Emergency Response Times

With such top-notch care both inside and outside the major cities, it is little wonder that emergency room response times are some of the best in the nation. Initial wait times to see a doctor are only 16 minutes followed closely by 50 minutes to have a bone set and treated. Time until admittance is also exceptional at only 74 minutes with discharge taking place only a few ticks past 90 minutes. One should be prepared, however, for potentially longer wait times if outside of the state capital of Bismarck or beyond the reaches of far eastern Fargo. Medical alert devices and systems pair nicely with most large medical facilities and first responder networks as they enable EMTs to have ready access to information that can aid in your treatment en route to the hospital.

Medical Care in North Dakota

If you can stand the bitter winters and short summers, then you should have few worries about the high level of medical care administered in North Dakota. The U.S. News & World Report placed the state 14th overall with high marks in health care quality (7th) and accessibility (15th). McKinsey & Company confirmed these latter findings by scoring the state 15th overall for availability to care with top scores in affordability (3rd) and enrollment completion to date (15th). What’s more, a Bankrate survey found well-being among seniors to be the fifth highest in the nation as many are still encouraged to age in place, if not work well into their golden years.

Senior Health Rating in North Dakota

North Dakota does rely heavily, however, on federal funding for its seemingly tiny populace of over-65 persons. The state’s Department of Human Services does have an Adults and Aging Services division that provides relatively traditional services for those in need of assisted living facilities, caregiver support networks and ombudsman programs. The state does not offer reimbursement for medical alert devices or services, but does actively monitor the location of 9-1-1 callers and encourages folks to utilize GPS-location devices, especially if they intend to hunt or be away from home for more than a few days.

Other State Considerations

Before potentially relocating to this legendary state, pre-retirees and retirees should see whether they have a condition that could be adversely impacted by the extreme weather and conditions throughout this prairieland. North Dakota is a great location, though, if you are in need of more one-on-one medical attention than you were previously getting before as the ratio of older adults to physicians is certainly in your favor. Additionally, the state has an extremely low cost of living with many seniors able to easily purchase a home at around $100,000. The people of the state are also warm and welcoming with quality of living ranking higher than one might anticipate.
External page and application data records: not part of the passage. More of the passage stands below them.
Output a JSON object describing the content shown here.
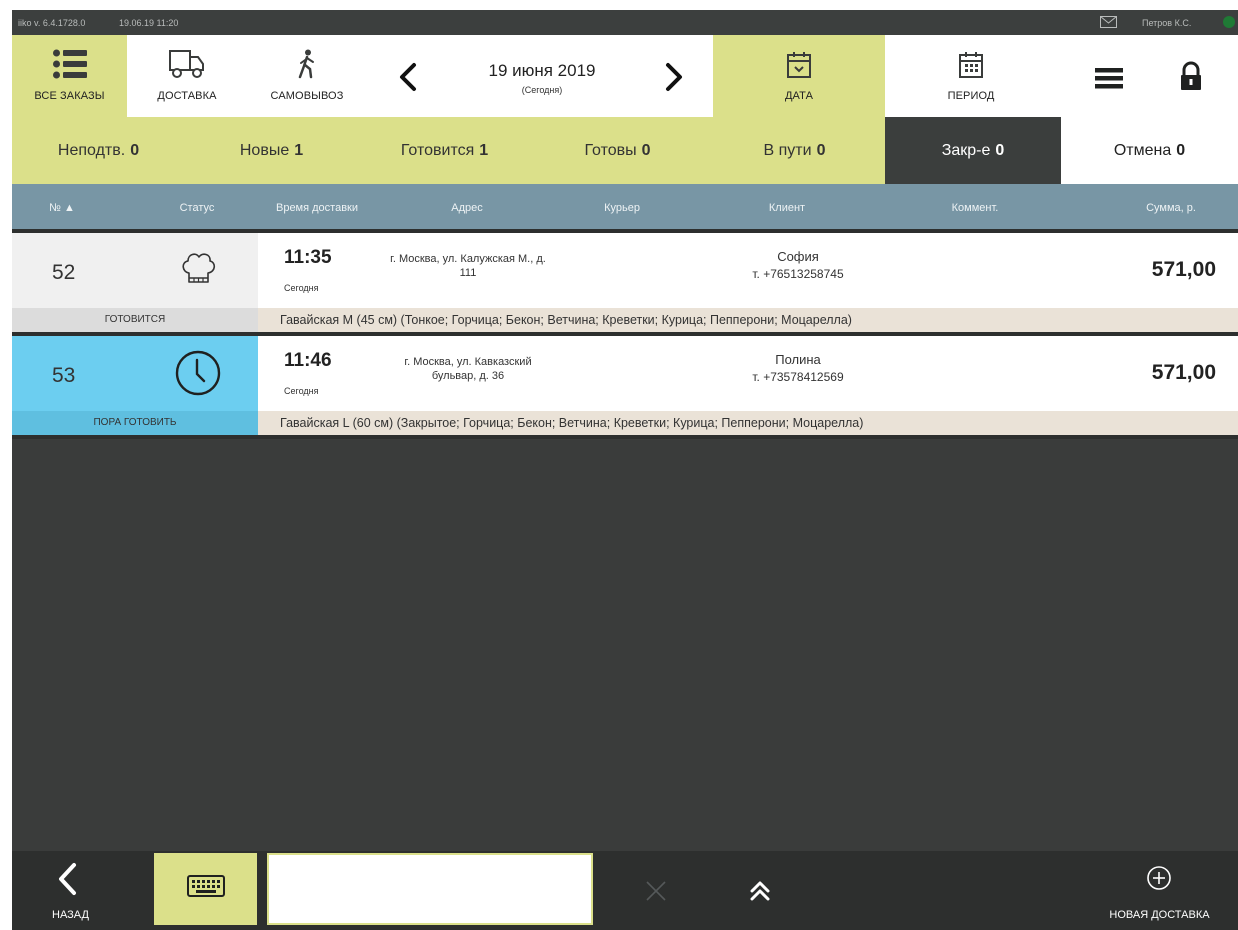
{
  "titlebar": {
    "version": "iiko v. 6.4.1728.0",
    "datetime": "19.06.19 11:20",
    "user": "Петров К.С."
  },
  "toolbar": {
    "all_orders": "ВСЕ ЗАКАЗЫ",
    "delivery": "ДОСТАВКА",
    "pickup": "САМОВЫВОЗ",
    "date_title": "19 июня 2019",
    "date_sub": "(Сегодня)",
    "date": "ДАТА",
    "period": "ПЕРИОД"
  },
  "tabs": [
    {
      "label": "Неподтв.",
      "count": "0"
    },
    {
      "label": "Новые",
      "count": "1"
    },
    {
      "label": "Готовится",
      "count": "1"
    },
    {
      "label": "Готовы",
      "count": "0"
    },
    {
      "label": "В пути",
      "count": "0"
    },
    {
      "label": "Закр-е",
      "count": "0"
    },
    {
      "label": "Отмена",
      "count": "0"
    }
  ],
  "columns": {
    "num": "№",
    "status": "Статус",
    "time": "Время доставки",
    "address": "Адрес",
    "courier": "Курьер",
    "client": "Клиент",
    "comment": "Коммент.",
    "sum": "Сумма, р."
  },
  "orders": [
    {
      "num": "52",
      "status": "ГОТОВИТСЯ",
      "status_icon": "chef-hat-icon",
      "time": "11:35",
      "day": "Сегодня",
      "address_line1": "г. Москва, ул. Калужская М., д.",
      "address_line2": "111",
      "client_name": "София",
      "client_phone": "т. +76513258745",
      "sum": "571,00",
      "items": "Гавайская M (45 см) (Тонкое; Горчица; Бекон; Ветчина; Креветки; Курица; Пепперони; Моцарелла)",
      "num_bg": "#f0f0f0",
      "label_bg": "#dcdcdc"
    },
    {
      "num": "53",
      "status": "ПОРА ГОТОВИТЬ",
      "status_icon": "clock-icon",
      "time": "11:46",
      "day": "Сегодня",
      "address_line1": "г. Москва, ул. Кавказский",
      "address_line2": "бульвар, д. 36",
      "client_name": "Полина",
      "client_phone": "т. +73578412569",
      "sum": "571,00",
      "items": "Гавайская L (60 см) (Закрытое; Горчица; Бекон; Ветчина; Креветки; Курица; Пепперони; Моцарелла)",
      "num_bg": "#6ccef0",
      "label_bg": "#5fbfe0"
    }
  ],
  "bottom": {
    "back": "НАЗАД",
    "new_delivery": "НОВАЯ ДОСТАВКА",
    "search_value": ""
  },
  "colors": {
    "accent": "#dbe08a",
    "header": "#7896a5",
    "dark": "#3b3e3d",
    "due_blue": "#6ccef0"
  }
}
Finally, and as with all decisions, weigh each factor when making this move and do consider investing in a medical alert device since the state just as remote as it is legendary.

Grandfolk - Editorial Staff

Grandfolk® editorial staff provides in-depth product and service reviews to empower senior buying decisions.